The view prevailing in certain circles is that, “This in any case was their intention all along. But, at that time they had hesitations over certain points. They had to reinforce their legitimacy domestically and abroad and so they hid their true agenda so as to gain the support of liberals and democrats.” I did not pay much attention to this. I did not doubt the sincerity of their actions at the time. So, what has changed, and why has it changed? I think the 2011 elections were the turning point. This was the AKP’s third election victory. They had increased their vote in every election. The fifty percent they had reached may have instilled overconfidence. Another point is that until the trials involving the armed forces and certain reforms made in 2010, it was possible to speak of a guardianship on the part of the armed forces and the judiciary. Let us not forget that in 2008 the AKP narrowly escaped being closed. All of these things may have been instrumental. I do not want to engage in speculation. But, I see two panoramas, 2007 and today. They differ as black does from white or night from day.

- So, how do you account for things having turned out this way?

I do not possess a very satisfactory answer to this question. Yes, this is a very fundamental question. But, I do not think that anybody can give a very definitive answer to this question. You note that the leading lights of the movement at that time are also complaining today. They are giving clear vent to their unease. The AKP regime could have continued on the same democratic path. It would have been in a much more comfortable position today. Everything was moving in its favour, including the 2011 elections. Why did it prefer to move so far down the road of polarisation? Trust me, I cannot find a reasonable and logical reason.

- Professor Özbudun, how old are you?

(Replies in laughter) I was born in 1937, so I am 79.

- Do you sense within you that, “I have missed that train and I will not see that democratic constitution?”

Naturally enough, I get the feeling that I will not. As the late Çetin Altan put it, I do not think I will see it, anyhow, on account of my age. Had the 2007 draft not suffered a train wreck, had it been approved following a little further improvement and discussion in society, I would not be having this discussion with you today. The events in the South East would probably not be taking place today.

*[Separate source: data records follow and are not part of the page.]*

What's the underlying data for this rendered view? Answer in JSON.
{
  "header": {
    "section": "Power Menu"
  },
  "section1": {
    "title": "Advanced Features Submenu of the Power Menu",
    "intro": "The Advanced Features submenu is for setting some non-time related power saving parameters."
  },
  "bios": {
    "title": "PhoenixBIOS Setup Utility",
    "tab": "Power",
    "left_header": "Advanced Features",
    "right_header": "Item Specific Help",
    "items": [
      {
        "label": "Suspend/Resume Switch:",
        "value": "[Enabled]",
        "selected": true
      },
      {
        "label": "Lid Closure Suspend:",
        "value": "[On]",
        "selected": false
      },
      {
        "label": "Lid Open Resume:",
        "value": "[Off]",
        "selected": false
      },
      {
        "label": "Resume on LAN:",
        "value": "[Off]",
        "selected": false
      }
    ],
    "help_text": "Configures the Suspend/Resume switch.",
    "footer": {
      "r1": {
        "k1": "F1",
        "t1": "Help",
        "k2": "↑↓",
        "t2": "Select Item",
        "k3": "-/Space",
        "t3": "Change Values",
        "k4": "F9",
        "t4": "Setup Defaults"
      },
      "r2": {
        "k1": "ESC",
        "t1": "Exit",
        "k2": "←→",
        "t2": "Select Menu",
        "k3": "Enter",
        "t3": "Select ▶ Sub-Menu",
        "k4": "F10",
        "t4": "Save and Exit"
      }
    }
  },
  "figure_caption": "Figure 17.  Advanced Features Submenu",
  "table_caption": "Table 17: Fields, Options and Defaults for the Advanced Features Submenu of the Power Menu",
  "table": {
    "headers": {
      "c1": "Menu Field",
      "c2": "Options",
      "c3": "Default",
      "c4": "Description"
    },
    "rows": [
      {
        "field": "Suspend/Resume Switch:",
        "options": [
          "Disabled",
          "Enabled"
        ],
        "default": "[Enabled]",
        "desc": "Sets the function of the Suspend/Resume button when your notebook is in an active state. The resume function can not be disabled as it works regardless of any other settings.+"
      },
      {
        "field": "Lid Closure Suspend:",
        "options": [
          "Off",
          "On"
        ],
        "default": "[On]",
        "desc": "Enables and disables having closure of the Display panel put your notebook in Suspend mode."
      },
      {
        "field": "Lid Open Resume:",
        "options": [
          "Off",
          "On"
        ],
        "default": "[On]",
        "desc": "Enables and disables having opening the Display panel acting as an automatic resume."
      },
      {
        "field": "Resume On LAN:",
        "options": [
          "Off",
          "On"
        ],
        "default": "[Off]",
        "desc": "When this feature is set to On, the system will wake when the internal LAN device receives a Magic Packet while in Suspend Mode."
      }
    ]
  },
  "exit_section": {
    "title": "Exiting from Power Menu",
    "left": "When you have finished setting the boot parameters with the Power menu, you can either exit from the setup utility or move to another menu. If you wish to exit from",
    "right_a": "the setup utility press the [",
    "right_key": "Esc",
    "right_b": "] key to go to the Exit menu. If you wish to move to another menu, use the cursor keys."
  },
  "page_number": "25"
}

- How will curfews lasting more than a hundred days affect Turkey’s legal standing?

The internal security law recently enacted transfers certain powers held by the judiciary to the administrative authorities. There is a provision in our Constitution as to “Fully and partially suspending basic rights under extraordinary circumstances.” Here, for example, the freedom to travel has been in a state of suspension for a very long time. This can only happen if a state of emergency is declared. But no state of emergency is in existence. The ordinary state of affairs remains in force and the administrative authorities are imposing these bans, not the judiciary. From wherever you look, an increasing disregard for the rules of law is apparent. This is the point that should arouse concern. Not even a contrived regard for the law is shown. A state of emergency could well have been declared – the preconditions existed – this could have been done in the text-book fashion at the time. That no need was felt even to pretend to go by the book is also one of the tokens of the situation we find ourselves in.

- Do you maintain your belief in a happy end in which the law will be applied as it deserves to be?

I do not hold great hopes for the next few years. But, Turkey is full of surprises. The June elections aroused hope and optimism. A three-party coalition that would have conducted a democratic spring cleaning could have been formed. The HDP could also have given external support. The opposition, chiefly the MHP, wasted this opportunity. It is not that Turkey is deprived of opportunities to conduct democratic spring cleaning and it may be presented with such opportunities in the future. I trust our people’s common sense. Let us hope for the best. As Çetin Altan would have put it, let us keep our chins up.

Archive of Turkish press translations by Tim Drayton